* Information shown:
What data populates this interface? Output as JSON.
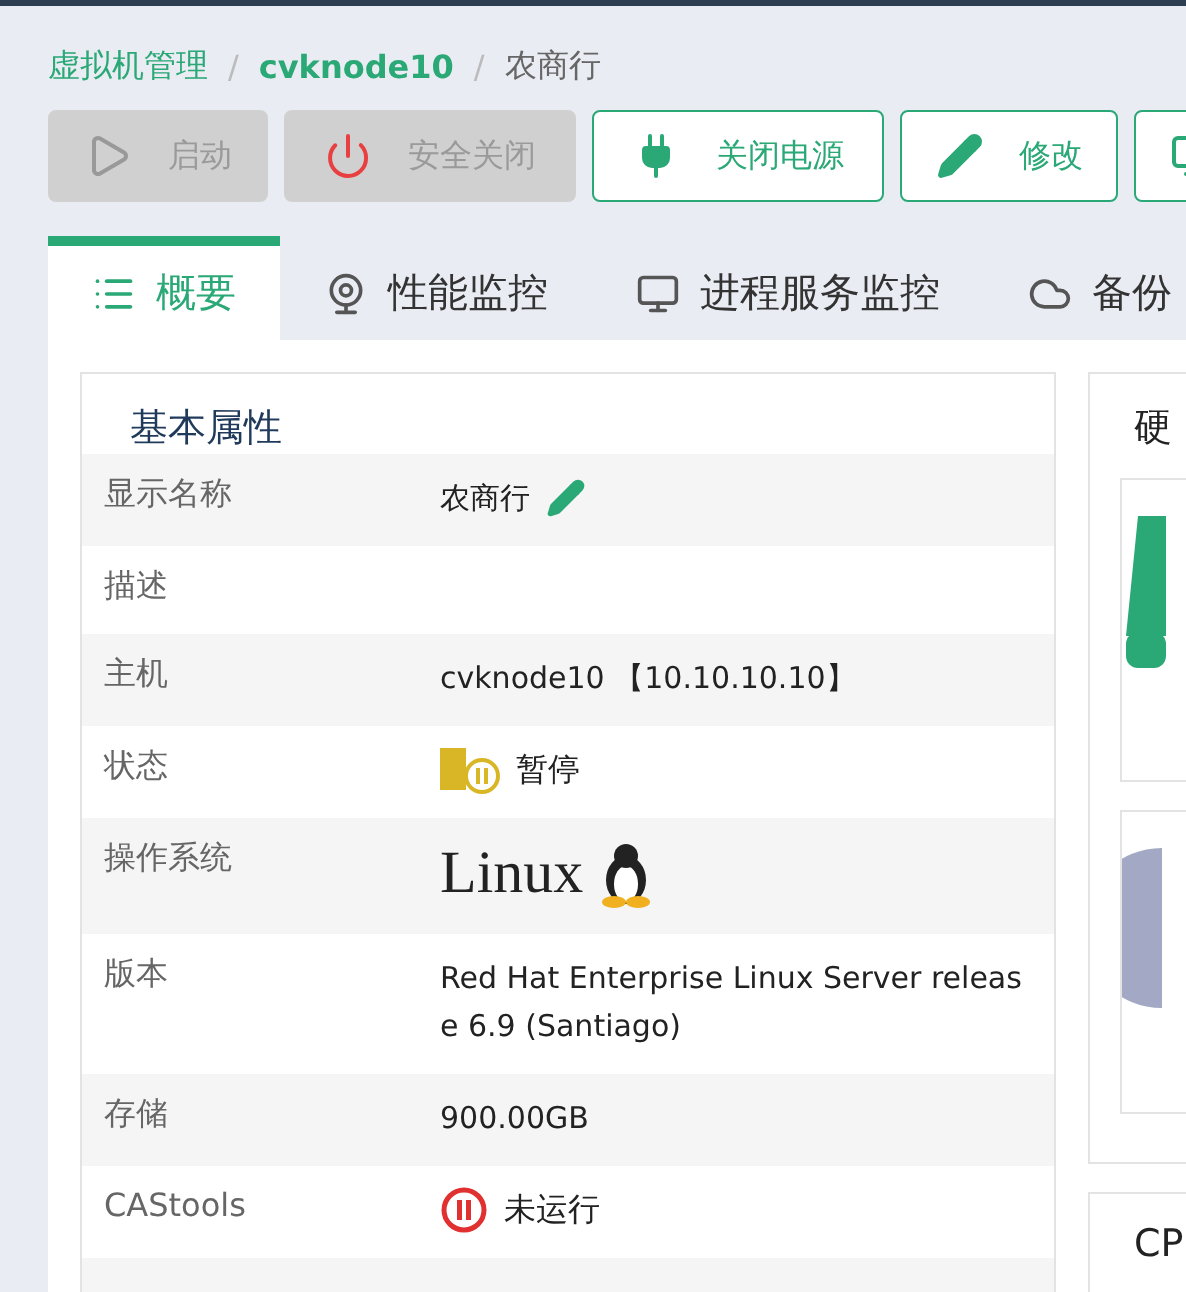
{
  "breadcrumb": [
    {
      "label": "虚拟机管理",
      "current": false
    },
    {
      "label": "cvknode10",
      "current": false
    },
    {
      "label": "农商行",
      "current": true
    }
  ],
  "breadcrumb_separator": "/",
  "actions": [
    {
      "label": "启动",
      "disabled": true
    },
    {
      "label": "安全关闭",
      "disabled": true
    },
    {
      "label": "关闭电源",
      "disabled": false
    },
    {
      "label": "修改",
      "disabled": false
    },
    {
      "disabled": false
    }
  ],
  "tabs": [
    {
      "label": "概要",
      "selected": true
    },
    {
      "label": "性能监控",
      "selected": false
    },
    {
      "label": "进程服务监控",
      "selected": false
    },
    {
      "label": "备份",
      "selected": false
    }
  ],
  "properties": {
    "title": "基本属性",
    "rows": [
      {
        "label": "显示名称",
        "kind": "editable",
        "value": "农商行"
      },
      {
        "label": "描述",
        "kind": "text"
      },
      {
        "label": "主机",
        "kind": "host",
        "value": "cvknode10",
        "extra": "【10.10.10.10】"
      },
      {
        "label": "状态",
        "kind": "paused",
        "value": "暂停"
      },
      {
        "label": "操作系统",
        "kind": "logo",
        "value": "Linux"
      },
      {
        "label": "版本",
        "kind": "text",
        "value": "Red Hat Enterprise Linux Server release 6.9 (Santiago)"
      },
      {
        "label": "存储",
        "kind": "text",
        "value": "900.00GB"
      },
      {
        "label": "CAStools",
        "kind": "stopped",
        "value": "未运行"
      }
    ]
  },
  "hardware": {
    "title": "硬"
  },
  "cpu": {
    "title": "CP"
  }
}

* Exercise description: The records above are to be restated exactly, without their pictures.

* Solution to the problem:
What data populates this interface? Output as JSON.
{
  "breadcrumb": [
    {
      "label": "虚拟机管理",
      "current": false
    },
    {
      "label": "cvknode10",
      "current": false
    },
    {
      "label": "农商行",
      "current": true
    }
  ],
  "breadcrumb_separator": "/",
  "actions": [
    {
      "label": "启动",
      "disabled": true
    },
    {
      "label": "安全关闭",
      "disabled": true
    },
    {
      "label": "关闭电源",
      "disabled": false
    },
    {
      "label": "修改",
      "disabled": false
    },
    {
      "disabled": false
    }
  ],
  "tabs": [
    {
      "label": "概要",
      "selected": true
    },
    {
      "label": "性能监控",
      "selected": false
    },
    {
      "label": "进程服务监控",
      "selected": false
    },
    {
      "label": "备份",
      "selected": false
    }
  ],
  "properties": {
    "title": "基本属性",
    "rows": [
      {
        "label": "显示名称",
        "kind": "editable",
        "value": "农商行"
      },
      {
        "label": "描述",
        "kind": "text"
      },
      {
        "label": "主机",
        "kind": "host",
        "value": "cvknode10",
        "extra": "【10.10.10.10】"
      },
      {
        "label": "状态",
        "kind": "paused",
        "value": "暂停"
      },
      {
        "label": "操作系统",
        "kind": "logo",
        "value": "Linux"
      },
      {
        "label": "版本",
        "kind": "text",
        "value": "Red Hat Enterprise Linux Server release 6.9 (Santiago)"
      },
      {
        "label": "存储",
        "kind": "text",
        "value": "900.00GB"
      },
      {
        "label": "CAStools",
        "kind": "stopped",
        "value": "未运行"
      }
    ]
  },
  "hardware": {
    "title": "硬"
  },
  "cpu": {
    "title": "CP"
  }
}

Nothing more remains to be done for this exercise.